Avoiding imprisonment is a primary goal of any person who has been accused of breaking Nevada law. LV Criminal Defense works with you to develop a strategy to try to stay out of prison or jail, or to limit the time spent incarcerated. Contacting us to speak with Vegas defense lawyers as soon as you have been accused of a crime is important if you want the best chance of an effective defense that reduces the chances of lengthy incarceration.
If any defendant in Nevada does end up sentenced to incarceration, it is important to understand what laws apply. There are still due process protections in place even for someone who is supposed to be imprisoned, and Nevada Revised Statutes set forth rules for executing judgments against defendants. For example, N.R.S. 176.315 provides details on how to carry out a sentence if a defendant is found guilty of a crime and is sentenced to be imprisoned in county jail.

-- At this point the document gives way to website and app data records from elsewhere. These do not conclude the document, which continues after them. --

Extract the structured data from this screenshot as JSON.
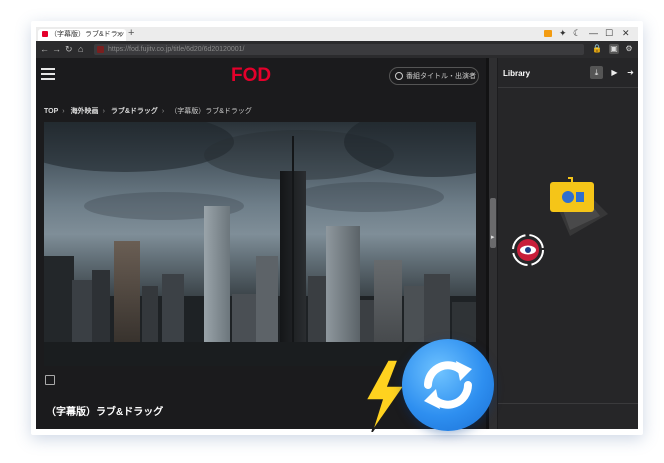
{
  "browser": {
    "tab_title": "（字幕版）ラブ&ドラッグ",
    "tab_close": "✕",
    "new_tab": "+",
    "url": "https://fod.fujitv.co.jp/title/6d20/6d20120001/",
    "window_controls": [
      "—",
      "☐",
      "✕"
    ]
  },
  "site": {
    "logo": "FOD",
    "search_placeholder": "番組タイトル・出演者",
    "breadcrumb": [
      "TOP",
      "海外映画",
      "ラブ&ドラッグ",
      "（字幕版）ラブ&ドラッグ"
    ],
    "breadcrumb_sep": "›",
    "title": "（字幕版）ラブ&ドラッグ"
  },
  "library": {
    "title": "Library"
  },
  "colors": {
    "fod_red": "#e4002b",
    "badge_blue": "#2e8ff0",
    "bolt_yellow": "#ffd21f",
    "camera_yellow": "#f5c518"
  },
  "icons": [
    "menu-icon",
    "search-icon",
    "download-icon",
    "video-icon",
    "export-icon",
    "sync-icon",
    "lightning-icon",
    "camera-icon",
    "eye-icon"
  ]
}
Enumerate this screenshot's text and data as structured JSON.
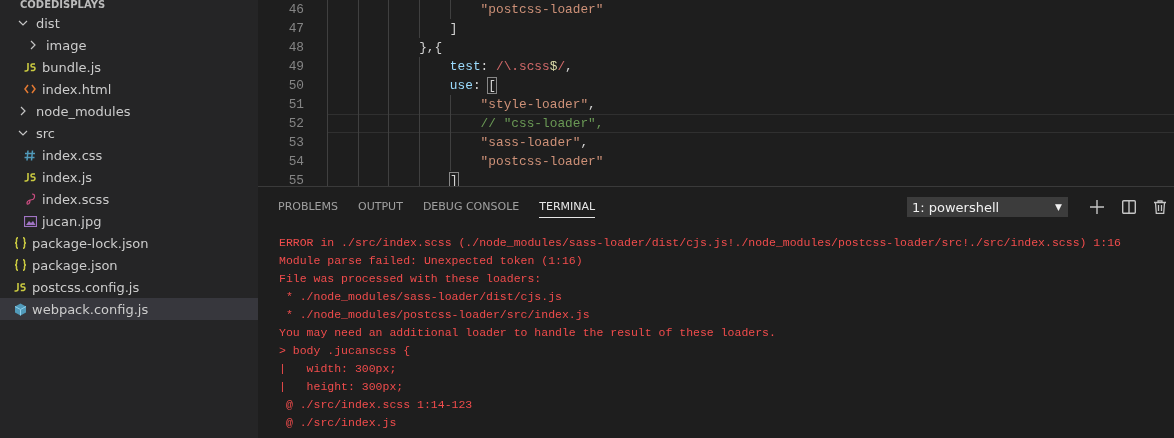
{
  "sidebar": {
    "header": "CODEDISPLAYS",
    "items": [
      {
        "kind": "folder",
        "label": "dist",
        "expanded": true,
        "selected": false,
        "children": [
          {
            "kind": "folder",
            "label": "image",
            "expanded": false,
            "selected": false
          },
          {
            "kind": "js",
            "label": "bundle.js",
            "selected": false
          },
          {
            "kind": "html",
            "label": "index.html",
            "selected": false
          }
        ]
      },
      {
        "kind": "folder",
        "label": "node_modules",
        "expanded": false,
        "selected": false
      },
      {
        "kind": "folder",
        "label": "src",
        "expanded": true,
        "selected": false,
        "children": [
          {
            "kind": "css",
            "label": "index.css",
            "selected": false
          },
          {
            "kind": "js",
            "label": "index.js",
            "selected": false
          },
          {
            "kind": "scss",
            "label": "index.scss",
            "selected": false
          },
          {
            "kind": "image",
            "label": "jucan.jpg",
            "selected": false
          }
        ]
      },
      {
        "kind": "json",
        "label": "package-lock.json",
        "selected": false
      },
      {
        "kind": "json",
        "label": "package.json",
        "selected": false
      },
      {
        "kind": "js",
        "label": "postcss.config.js",
        "selected": false
      },
      {
        "kind": "config",
        "label": "webpack.config.js",
        "selected": true
      }
    ]
  },
  "editor": {
    "lines": [
      {
        "number": "46",
        "current": false,
        "tokens": [
          {
            "kind": "string",
            "text": "                    \"postcss-loader\""
          }
        ]
      },
      {
        "number": "47",
        "current": false,
        "tokens": [
          {
            "kind": "plain",
            "text": "                ]"
          }
        ]
      },
      {
        "number": "48",
        "current": false,
        "tokens": [
          {
            "kind": "plain",
            "text": "            },{"
          }
        ]
      },
      {
        "number": "49",
        "current": false,
        "tokens": [
          {
            "kind": "key",
            "text": "                test"
          },
          {
            "kind": "plain",
            "text": ": "
          },
          {
            "kind": "regex",
            "text": "/\\.scss"
          },
          {
            "kind": "punct",
            "text": "$"
          },
          {
            "kind": "regex",
            "text": "/"
          },
          {
            "kind": "plain",
            "text": ","
          }
        ]
      },
      {
        "number": "50",
        "current": false,
        "tokens": [
          {
            "kind": "key",
            "text": "                use"
          },
          {
            "kind": "plain",
            "text": ": "
          },
          {
            "kind": "bracket-match",
            "text": "["
          }
        ]
      },
      {
        "number": "51",
        "current": false,
        "tokens": [
          {
            "kind": "string",
            "text": "                    \"style-loader\""
          },
          {
            "kind": "plain",
            "text": ","
          }
        ]
      },
      {
        "number": "52",
        "current": true,
        "tokens": [
          {
            "kind": "comment",
            "text": "                    // \"css-loader\","
          }
        ]
      },
      {
        "number": "53",
        "current": false,
        "tokens": [
          {
            "kind": "string",
            "text": "                    \"sass-loader\""
          },
          {
            "kind": "plain",
            "text": ","
          }
        ]
      },
      {
        "number": "54",
        "current": false,
        "tokens": [
          {
            "kind": "string",
            "text": "                    \"postcss-loader\""
          }
        ]
      },
      {
        "number": "55",
        "current": false,
        "tokens": [
          {
            "kind": "bracket-match",
            "text": "                ]"
          }
        ]
      }
    ]
  },
  "panel": {
    "tabs": [
      {
        "label": "PROBLEMS",
        "selected": false
      },
      {
        "label": "OUTPUT",
        "selected": false
      },
      {
        "label": "DEBUG CONSOLE",
        "selected": false
      },
      {
        "label": "TERMINAL",
        "selected": true
      }
    ],
    "terminal_select": {
      "value": "1: powershell",
      "arrow": "▼"
    },
    "terminal_lines": [
      "ERROR in ./src/index.scss (./node_modules/sass-loader/dist/cjs.js!./node_modules/postcss-loader/src!./src/index.scss) 1:16",
      "Module parse failed: Unexpected token (1:16)",
      "File was processed with these loaders:",
      " * ./node_modules/sass-loader/dist/cjs.js",
      " * ./node_modules/postcss-loader/src/index.js",
      "You may need an additional loader to handle the result of these loaders.",
      "> body .jucanscss {",
      "|   width: 300px;",
      "|   height: 300px;",
      " @ ./src/index.scss 1:14-123",
      " @ ./src/index.js"
    ]
  }
}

According to N.R.S. 176.315, there is a specific process which must be followed for your sentence to be carried out if the court has determined you must be imprisoned in a county jail. The sentence must be executed by delivering a defendant into the custody of the county sheriff or into the custody of another appropriate officer who is in charge of the county jail. In other words, police can take you into custody and must take you to the county jail and hand you over to the sheriff.
Law enforcement officers cannot just take a person into custody without a warrant. N.R.S. 176.315 explains that a copy of the judgment of conviction is sufficient to be considered a warrant that creates the authority to do every act that is necessary and proper in order to take you into custody to execute the judgment. The copy of the judgment of conviction must be duly certified by the justice or the judge.

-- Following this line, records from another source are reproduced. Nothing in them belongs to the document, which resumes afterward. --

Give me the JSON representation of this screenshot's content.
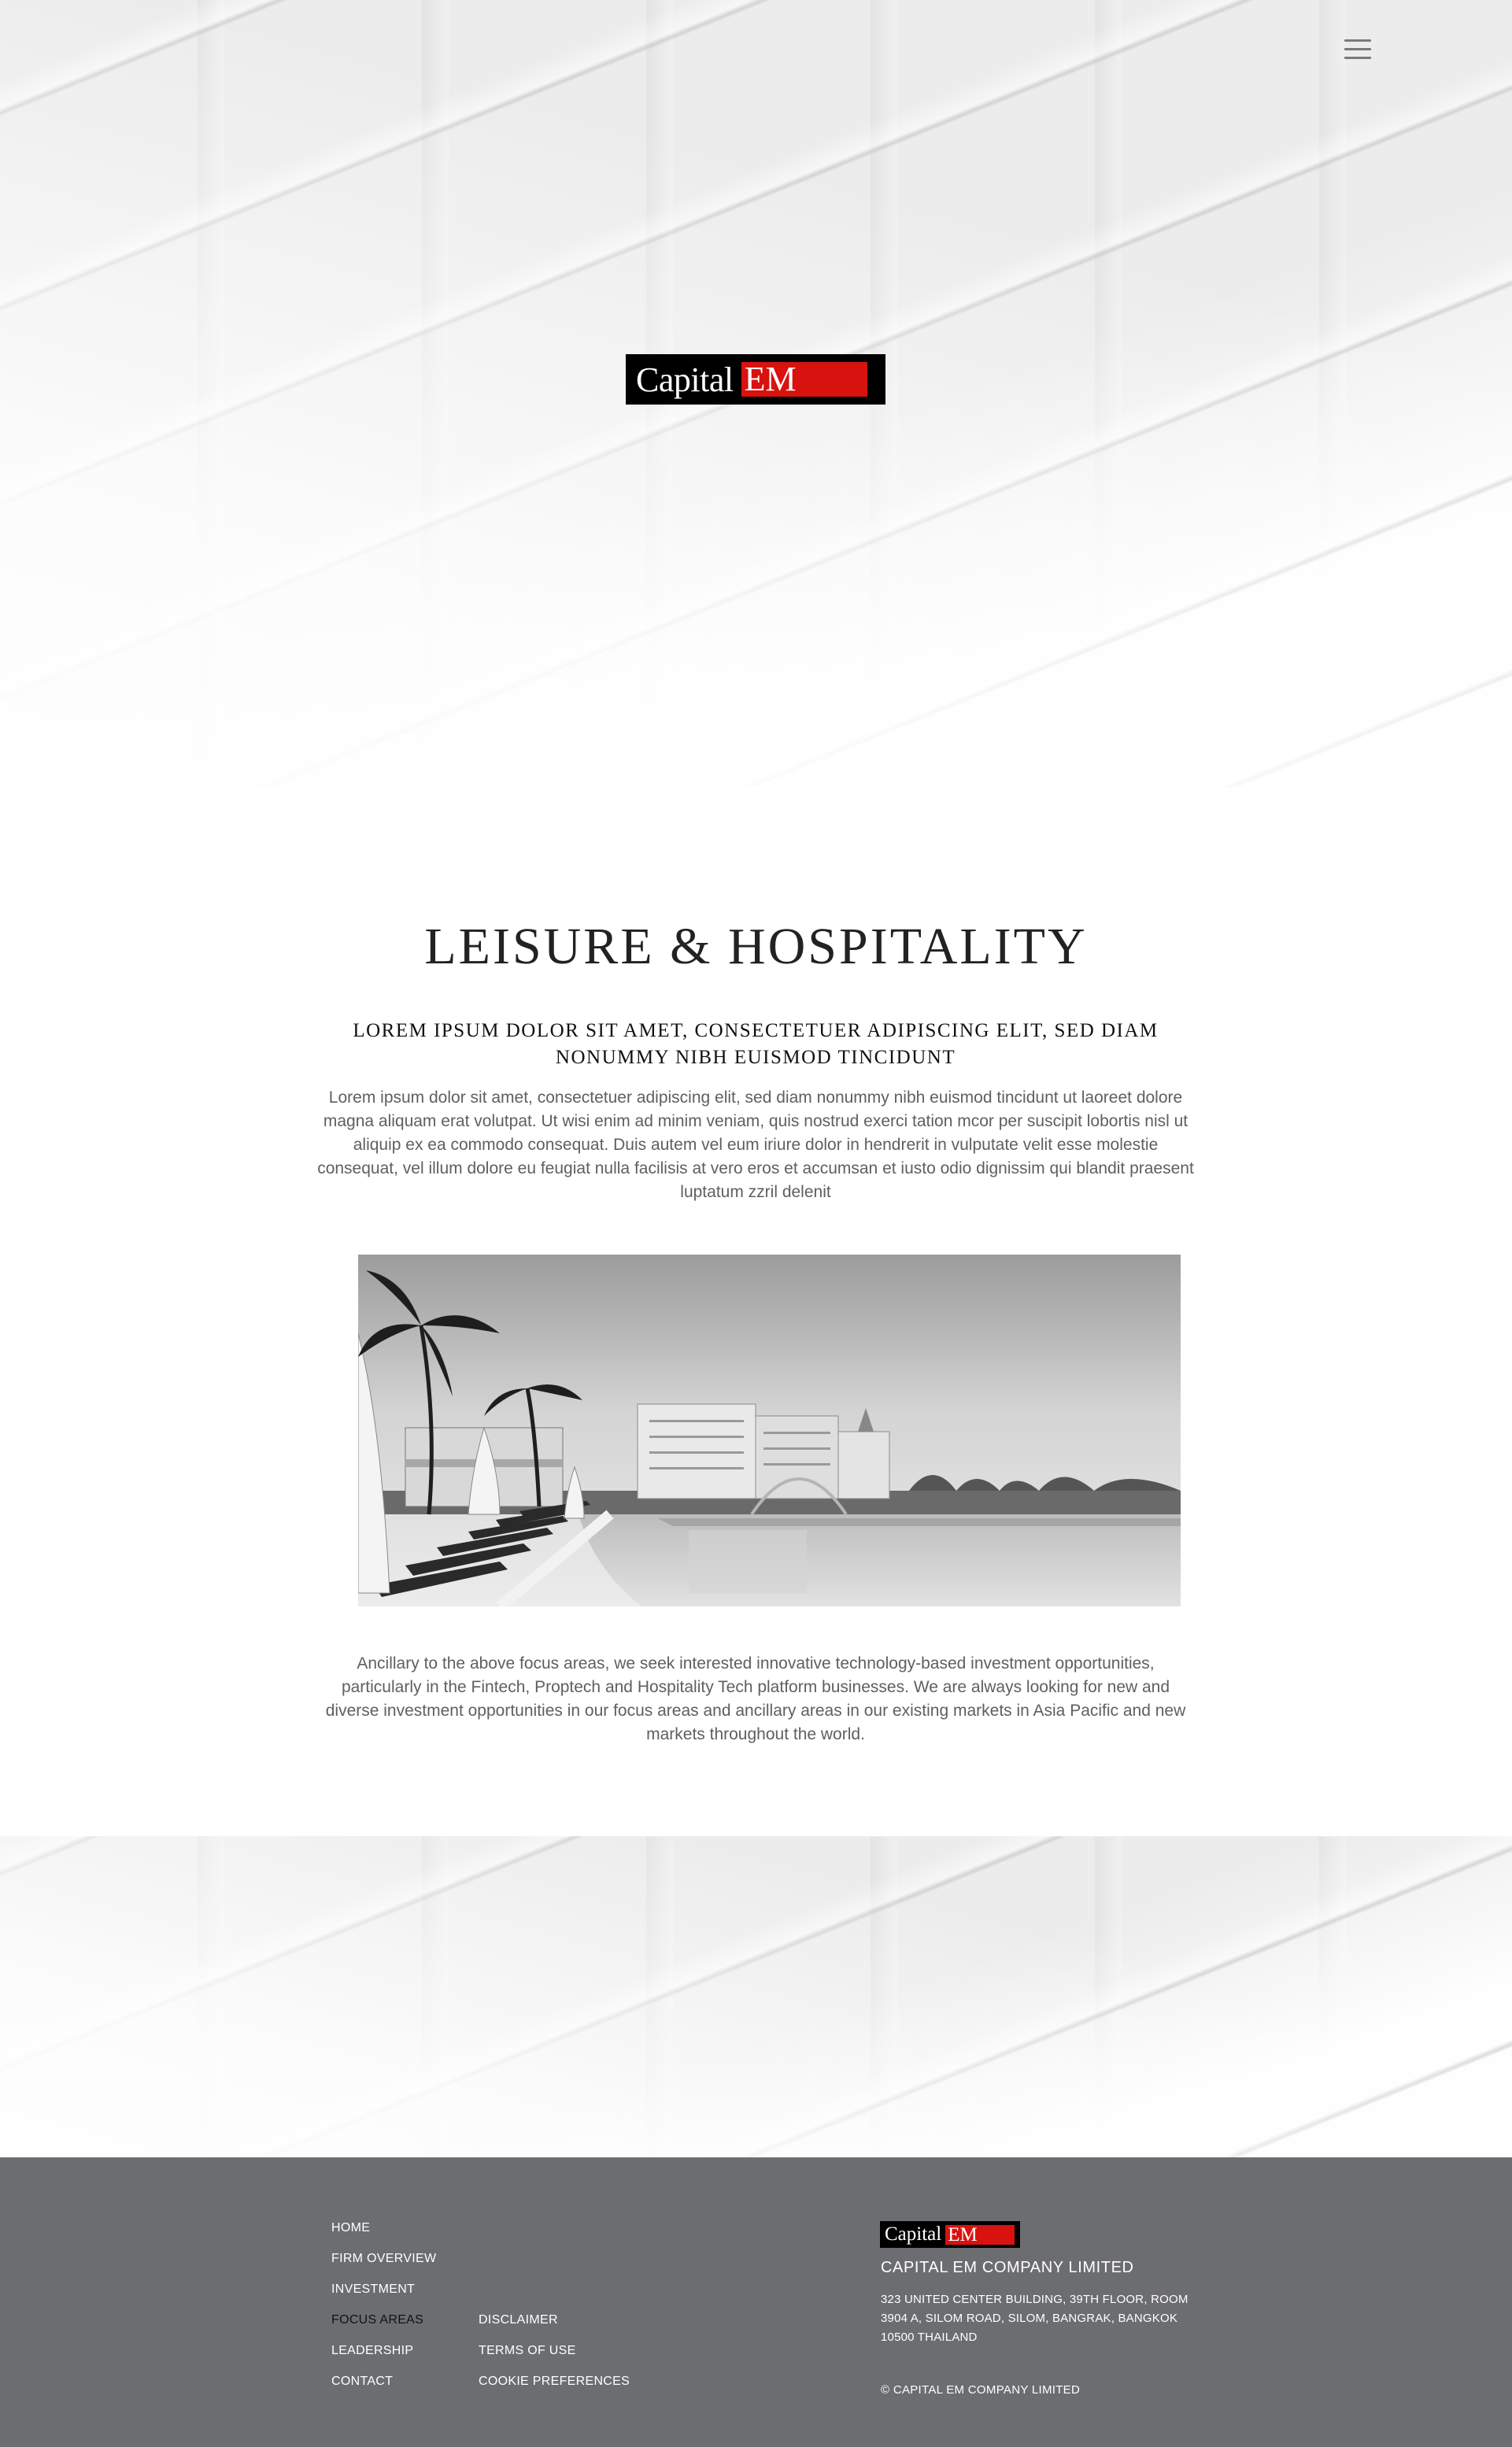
{
  "header": {
    "menu_icon": "hamburger-menu-icon",
    "logo": {
      "word1": "Capital",
      "word2": "EM"
    }
  },
  "main": {
    "title": "LEISURE  & HOSPITALITY",
    "subtitle": "LOREM IPSUM DOLOR SIT AMET, CONSECTETUER ADIPISCING ELIT, SED DIAM NONUMMY NIBH EUISMOD TINCIDUNT",
    "intro": "Lorem ipsum dolor sit amet, consectetuer adipiscing elit, sed diam nonummy nibh euismod tincidunt ut laoreet dolore magna aliquam erat volutpat. Ut wisi enim ad minim veniam, quis nostrud exerci tation mcor per suscipit lobortis nisl ut aliquip ex ea commodo consequat. Duis autem vel eum iriure dolor in hendrerit in vulputate velit esse molestie consequat, vel illum dolore eu feugiat nulla facilisis at vero eros et accumsan et iusto odio dignissim qui blandit praesent luptatum zzril delenit",
    "body": "Ancillary to the above focus areas, we seek interested innovative technology-based investment opportunities, particularly in the Fintech, Proptech and Hospitality Tech platform businesses. We are always looking for new and diverse investment opportunities in our focus areas and ancillary areas in our existing markets in Asia Pacific and new markets throughout the world."
  },
  "footer": {
    "nav_col1": [
      "HOME",
      "FIRM OVERVIEW",
      "INVESTMENT",
      "FOCUS AREAS",
      "LEADERSHIP",
      "CONTACT"
    ],
    "nav_col2": [
      "DISCLAIMER",
      "TERMS OF USE",
      "COOKIE PREFERENCES"
    ],
    "active_item": "FOCUS AREAS",
    "logo": {
      "word1": "Capital",
      "word2": "EM"
    },
    "company_name": "CAPITAL EM COMPANY LIMITED",
    "address": "323 UNITED CENTER BUILDING, 39TH FLOOR, ROOM 3904 A, SILOM ROAD, SILOM, BANGRAK, BANGKOK 10500 THAILAND",
    "copyright": "© CAPITAL EM COMPANY LIMITED"
  },
  "colors": {
    "brand_red": "#d8120f",
    "footer_bg": "#6c6d71",
    "active_link": "#111111"
  }
}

After an officer takes a defendant into custody and delivers him to the sheriff, the officer must return a copy of the judgment of conviction to the justice or judge and must make an account of his actions in connection with taking the defendant into custody. If the defendant paid the fine to the officer, the money received from the defendant for purposes of paying the fine has to be turned over to the justice at that time.
The sentence handed down by the court will specify where you should serve your term of incarceration, so it will detail whether you are to be held in county jail or state prison. The sentence will also specify the length of time for which you must be incarcerated. Depending upon the circumstances, you may be credited for time served if you were imprisoned before the conviction or before you were sentenced and taken into custody. Otherwise, the clock on serving your sentence should begin running from the time when the court hands down the criminal sentence against you.
Nick Wooldridge has a long track record of representing clients accused of serious federal and state crimes in Nevada.
Having to serve time in county jail, or facing any period of incarceration, can have profound consequences because your life is essentially put on hold. You cannot be with your family or work during your term of imprisonment, which can have an adverse impact on your finances and relationships.
You want to do everything possible to avoid being sentenced to incarceration or to limit your term of imprisonment if you have been accused of a crime. Call LV Criminal Defense today to speak with a Vegas defense lawyer to find out more about the ways in which we can assist you in trying to stay out of jail.